This is where the presumed advantage of a contemplative life comes in. Detached reflection upon experience, a realistic weighing of options and their consequences, have long been held to be the best approach to a good life. Whether it is played out on the psychoanalyst's couch, where repressed desires are laboriously reintegrated with the rest of consciousness, or whether it is performed as methodically as the Jesuits' test of conscience, which involves reviewing one's actions one or more times each day to check whether what one has been doing in the past few hours has been consistent with long-term goals, self-knowledge can be pursued in innumerable ways, each leading potentially to greater inner harmony.
Activity and reflection should ideally complement and support each other. Action by itself is blind, reflection impotent. Before investing great amounts of energy in a goal, it pays to raise the fundamental questions: Is this something I really want to do? Is it something I enjoy doing?

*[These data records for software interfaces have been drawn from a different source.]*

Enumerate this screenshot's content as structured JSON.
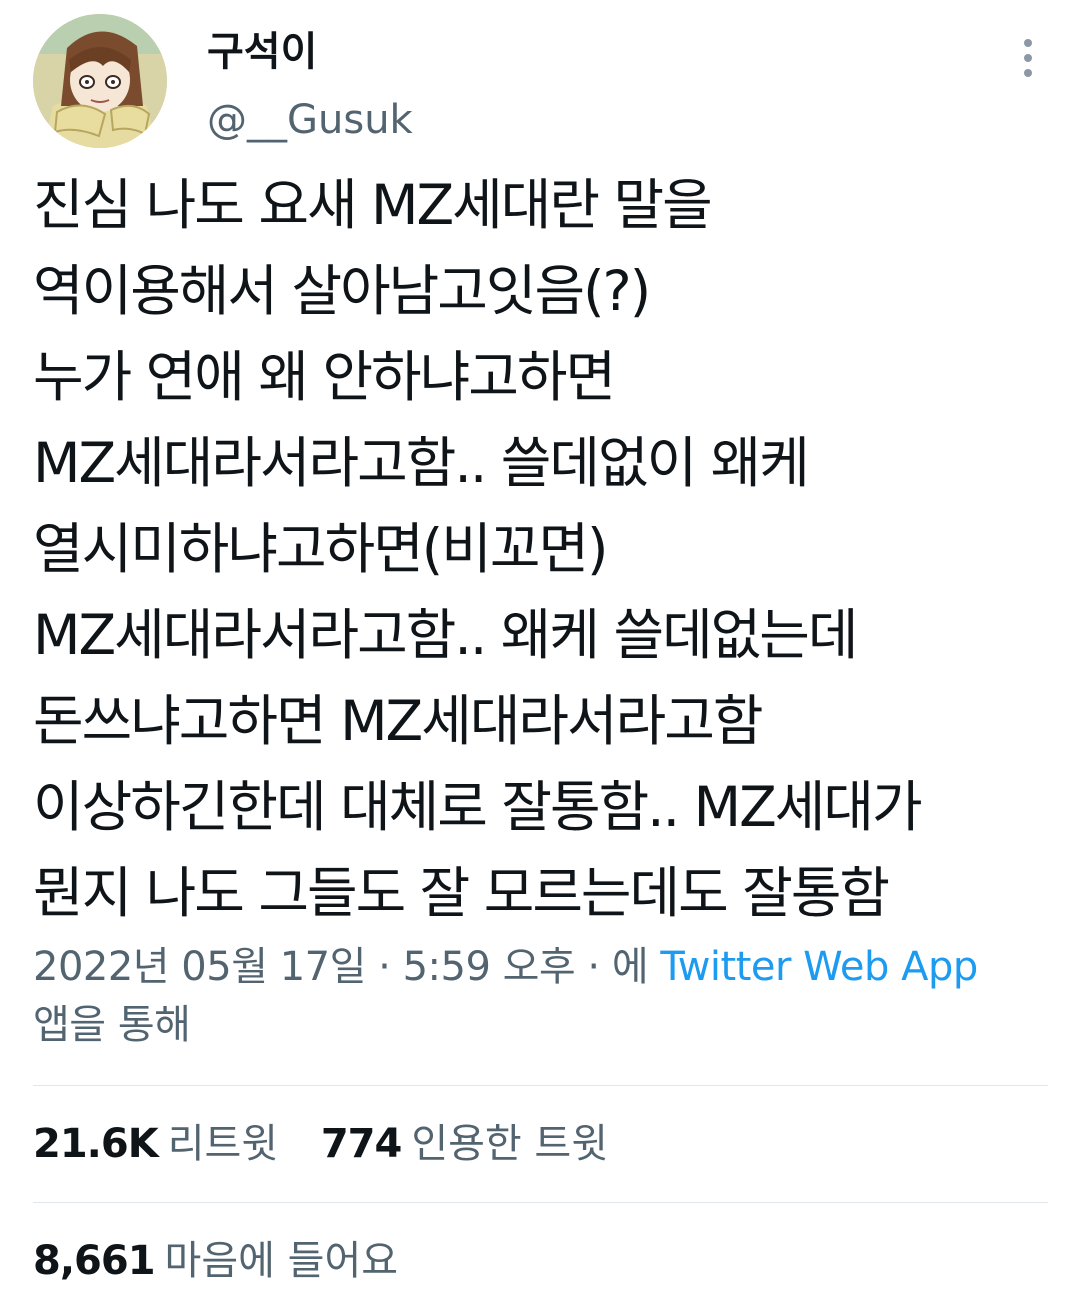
{
  "author": {
    "display_name": "구석이",
    "handle": "@__Gusuk",
    "avatar_icon": "anime-character-avatar"
  },
  "tweet": {
    "lines": [
      "진심 나도 요새 MZ세대란 말을",
      "역이용해서 살아남고잇음(?)",
      "누가 연애 왜 안하냐고하면",
      "MZ세대라서라고함.. 쓸데없이 왜케",
      "열시미하냐고하면(비꼬면)",
      "MZ세대라서라고함.. 왜케 쓸데없는데",
      "돈쓰냐고하면 MZ세대라서라고함",
      "이상하긴한데 대체로 잘통함.. MZ세대가",
      "뭔지 나도 그들도 잘 모르는데도 잘통함"
    ]
  },
  "meta": {
    "timestamp": "2022년 05월 17일 · 5:59 오후 · 에",
    "source": "Twitter Web App",
    "source_suffix": "앱을 통해"
  },
  "stats": {
    "retweets_count": "21.6K",
    "retweets_label": "리트윗",
    "quotes_count": "774",
    "quotes_label": "인용한 트윗",
    "likes_count": "8,661",
    "likes_label": "마음에 들어요"
  },
  "colors": {
    "text_primary": "#0f1419",
    "text_secondary": "#536471",
    "link": "#1d9bf0",
    "divider": "#e1e6ea"
  },
  "icons": {
    "more": "more-vertical-icon"
  }
}
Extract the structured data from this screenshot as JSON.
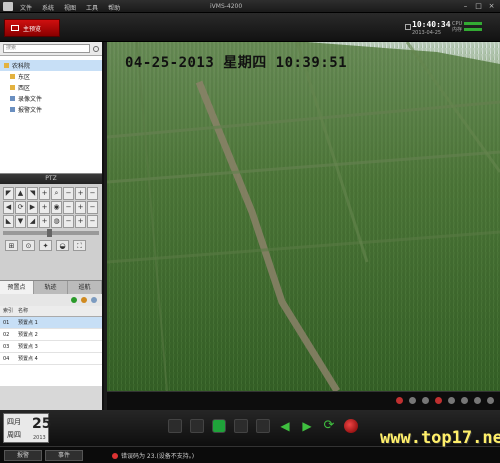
{
  "titlebar": {
    "menu": [
      "文件",
      "系统",
      "视图",
      "工具",
      "帮助"
    ],
    "app_title": "iVMS-4200"
  },
  "toolbar": {
    "main_tab": "主预览",
    "clock_time": "10:40:34",
    "clock_date": "2013-04-25",
    "meter_cpu": "CPU",
    "meter_mem": "内存"
  },
  "left_panel": {
    "search_placeholder": "搜索",
    "tree": [
      {
        "label": "农科院",
        "kind": "folder"
      },
      {
        "label": "东区",
        "kind": "folder"
      },
      {
        "label": "西区",
        "kind": "folder"
      },
      {
        "label": "录像文件",
        "kind": "file"
      },
      {
        "label": "报警文件",
        "kind": "file"
      }
    ],
    "ptz_title": "PTZ",
    "ptz_tabs": [
      "预置点",
      "轨迹",
      "巡航"
    ],
    "preset_headers": [
      "索引",
      "名称"
    ],
    "presets": [
      {
        "idx": "01",
        "name": "预置点 1"
      },
      {
        "idx": "02",
        "name": "预置点 2"
      },
      {
        "idx": "03",
        "name": "预置点 3"
      },
      {
        "idx": "04",
        "name": "预置点 4"
      }
    ]
  },
  "video": {
    "osd": "04-25-2013  星期四  10:39:51"
  },
  "bottom": {
    "month": "四月",
    "week": "周四",
    "day": "25",
    "year": "2013"
  },
  "statusbar": {
    "tab_alarm": "报警",
    "tab_event": "事件",
    "message": "错误码为 23.(设备不支持。)"
  },
  "watermark": "www.top17.net"
}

Am I likely to enjoy it in the foreseeable future? Is the price that - I - and others - will have to pay worth it? Will I be able to live with myself if I accomplish it?
These seemingly easy questions are almost impossible to answer for someone who has lost touch with his own experience. If a man has not bothered to find out what he wants, if his attention is so wrapped up in external goals that he fails to notice his own feelings, then he cannot plan action meaningfully. On the other hand, if the habit of reflection is well developed, a person need not go through a lot of soul-searching to decide whether a course of action is entropic or not. He will know, almost intuitively, that this promotion will produce more stress than it is worth, or that this particular friendship, attractive as it is, would lead to unacceptable tensions in the context of marriage.
It is relatively easy to bring order to the mind for short stretches of time; any realistic goal can accomplish this. A good game, an emergency at work, a happy interlude at home will focus attention and produce the harmonious experience of flow. But it is much more difficult to extend this state of being through the entirety of life. For this it is necessary to invest energy in goals that are so persuasive that they justify effort even when our resources are exhausted and when fate is merciless in refusing us a chance at having a comfortable life. If goals are well chosen, and if we have the courage to abide by them despite opposition, we shall be so focused on the actions and events around us that we won't have the time to be unhappy. And then we shall directly feel a sense of order in the warp and the woof of life that fits every thought and emotion into a harmonious whole."

 

Flow - Mihaly Csikszentmihalyi